Buildings set up to serve refugees were among several destroyed in Ethiopia’s Tigray region according to satellite imagery received by the Norwegian Refugee Council (NRC). In addition to NRC facilities, a school and a health clinic were also damaged and burned down in Hitsaats and Shimelba refugee camps in recent weeks.
“We condemn the criminal destruction of our buildings and facilities that we set up to serve refugees in great need,” said Jan Egeland Secretary General of NRC. “This rampage of burning and looting by armed men deepens an already dire crisis for millions of people.”
UK-based analyst group, DX Open Network, showed the destruction of the facilities through newly released satellite imagery. Its analysis, which aligns with other reports from the camps, indicates that between 5 and 8 January 2021, NRC’s compound in Hitsaats camp appears to have burned down and roofs of its structures substantially damaged.
“NRC urges the Government of Ethiopia and donor nations to investigate the destruction of aid supplies or infrastructure, hold any perpetrators to account and ensure that humanitarian facilities are protected. We again urge all warring parties to respect and protect humanitarians and our assets, in line with international humanitarian law,” said Egeland. “This is an unexpected and unacceptable negative development in a country that has for so long been an example of aid facilitation and response.”
The Hitsaats and Shimelba camps were home to over 25,000 Eritrean refugees. The full impact on refugees from the damage of the facilities remains unknown, and the UN has reported that while 3,000 refugees have been relocated, as many as 20,000 refugees remain unaccounted for.
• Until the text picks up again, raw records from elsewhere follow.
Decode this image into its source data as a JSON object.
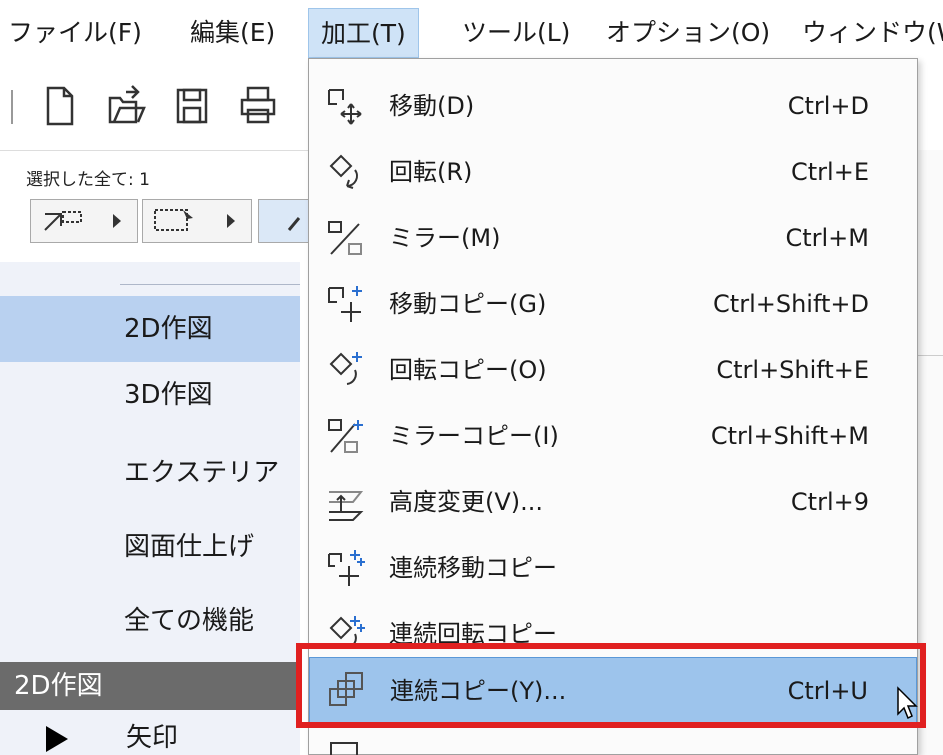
{
  "menubar": {
    "items": [
      "ファイル(F)",
      "編集(E)",
      "加工(T)",
      "ツール(L)",
      "オプション(O)",
      "ウィンドウ(W"
    ]
  },
  "selection": {
    "label": "選択した全て: 1"
  },
  "nav": {
    "items": [
      "2D作図",
      "3D作図",
      "エクステリア",
      "図面仕上げ",
      "全ての機能"
    ],
    "section_header": "2D作図",
    "bottom_label": "矢印"
  },
  "dropdown": {
    "items": [
      {
        "label": "移動(D)",
        "shortcut": "Ctrl+D",
        "icon": "move-icon"
      },
      {
        "label": "回転(R)",
        "shortcut": "Ctrl+E",
        "icon": "rotate-icon"
      },
      {
        "label": "ミラー(M)",
        "shortcut": "Ctrl+M",
        "icon": "mirror-icon"
      },
      {
        "label": "移動コピー(G)",
        "shortcut": "Ctrl+Shift+D",
        "icon": "move-copy-icon"
      },
      {
        "label": "回転コピー(O)",
        "shortcut": "Ctrl+Shift+E",
        "icon": "rotate-copy-icon"
      },
      {
        "label": "ミラーコピー(I)",
        "shortcut": "Ctrl+Shift+M",
        "icon": "mirror-copy-icon"
      },
      {
        "label": "高度変更(V)...",
        "shortcut": "Ctrl+9",
        "icon": "elevation-icon"
      },
      {
        "label": "連続移動コピー",
        "shortcut": "",
        "icon": "multi-move-copy-icon"
      },
      {
        "label": "連続回転コピー",
        "shortcut": "",
        "icon": "multi-rotate-copy-icon"
      },
      {
        "label": "連続コピー(Y)...",
        "shortcut": "Ctrl+U",
        "icon": "multiply-copy-icon"
      }
    ]
  },
  "colors": {
    "highlight": "#9dc4ec",
    "nav_active": "#b9d1f0",
    "red_box": "#e02020",
    "section_header": "#6b6b6b"
  }
}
Independent verification of the fate of the refugees and damage to facilities is not possible as aid organisations are unable to access the area. Ongoing conflict and significant bureaucratic challenges continue to block humanitarian access into Tigray, three months since the start of the conflict. Most rural areas, along with these two refugee camps and surrounding areas, are cut off to aid workers.
“Thirteen long weeks without being able to go in, respond effectively and verify the status of our humanitarian assets is simply unacceptable,” Egeland said. “We cannot say it enough. The humanitarian community requires unrestricted access to all parts of Tigray to assess the needs and damage, and provide urgent life-saving assistance.”Distributed by APO Group on behalf of Norwegian Refugee Council.